* [THE TASK] Exactly as given, repeat all of the entries.

App and web page records
━━━━━━

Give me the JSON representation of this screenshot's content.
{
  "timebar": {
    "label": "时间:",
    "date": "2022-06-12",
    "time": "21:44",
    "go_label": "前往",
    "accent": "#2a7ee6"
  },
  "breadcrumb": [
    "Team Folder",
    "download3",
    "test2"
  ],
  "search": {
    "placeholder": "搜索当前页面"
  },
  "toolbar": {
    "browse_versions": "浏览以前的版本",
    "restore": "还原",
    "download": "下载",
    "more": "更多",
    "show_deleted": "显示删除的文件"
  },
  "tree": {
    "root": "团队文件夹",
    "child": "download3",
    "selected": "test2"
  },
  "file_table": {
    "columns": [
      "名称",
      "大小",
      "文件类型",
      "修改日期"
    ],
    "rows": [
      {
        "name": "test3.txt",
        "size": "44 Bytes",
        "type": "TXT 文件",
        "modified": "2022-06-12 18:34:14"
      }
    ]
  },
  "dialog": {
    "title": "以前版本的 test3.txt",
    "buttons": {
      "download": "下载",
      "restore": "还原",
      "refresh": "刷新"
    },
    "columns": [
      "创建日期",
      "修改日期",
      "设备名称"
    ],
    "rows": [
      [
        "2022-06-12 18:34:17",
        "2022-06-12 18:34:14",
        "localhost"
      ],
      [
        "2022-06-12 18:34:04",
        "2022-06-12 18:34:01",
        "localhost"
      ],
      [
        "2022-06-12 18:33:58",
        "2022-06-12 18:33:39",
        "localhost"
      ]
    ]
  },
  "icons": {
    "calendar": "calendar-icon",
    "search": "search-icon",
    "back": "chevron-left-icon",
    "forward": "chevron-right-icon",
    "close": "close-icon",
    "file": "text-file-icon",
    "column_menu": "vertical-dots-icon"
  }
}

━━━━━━

* [SOLUTION TO THE PROBLEM]
Give me the JSON representation of this screenshot's content.
{
  "timebar": {
    "label": "时间:",
    "date": "2022-06-12",
    "time": "21:44",
    "go_label": "前往",
    "accent": "#2a7ee6"
  },
  "breadcrumb": [
    "Team Folder",
    "download3",
    "test2"
  ],
  "search": {
    "placeholder": "搜索当前页面"
  },
  "toolbar": {
    "browse_versions": "浏览以前的版本",
    "restore": "还原",
    "download": "下载",
    "more": "更多",
    "show_deleted": "显示删除的文件"
  },
  "tree": {
    "root": "团队文件夹",
    "child": "download3",
    "selected": "test2"
  },
  "file_table": {
    "columns": [
      "名称",
      "大小",
      "文件类型",
      "修改日期"
    ],
    "rows": [
      {
        "name": "test3.txt",
        "size": "44 Bytes",
        "type": "TXT 文件",
        "modified": "2022-06-12 18:34:14"
      }
    ]
  },
  "dialog": {
    "title": "以前版本的 test3.txt",
    "buttons": {
      "download": "下载",
      "restore": "还原",
      "refresh": "刷新"
    },
    "columns": [
      "创建日期",
      "修改日期",
      "设备名称"
    ],
    "rows": [
      [
        "2022-06-12 18:34:17",
        "2022-06-12 18:34:14",
        "localhost"
      ],
      [
        "2022-06-12 18:34:04",
        "2022-06-12 18:34:01",
        "localhost"
      ],
      [
        "2022-06-12 18:33:58",
        "2022-06-12 18:33:39",
        "localhost"
      ]
    ]
  },
  "icons": {
    "calendar": "calendar-icon",
    "search": "search-icon",
    "back": "chevron-left-icon",
    "forward": "chevron-right-icon",
    "close": "close-icon",
    "file": "text-file-icon",
    "column_menu": "vertical-dots-icon"
  }
}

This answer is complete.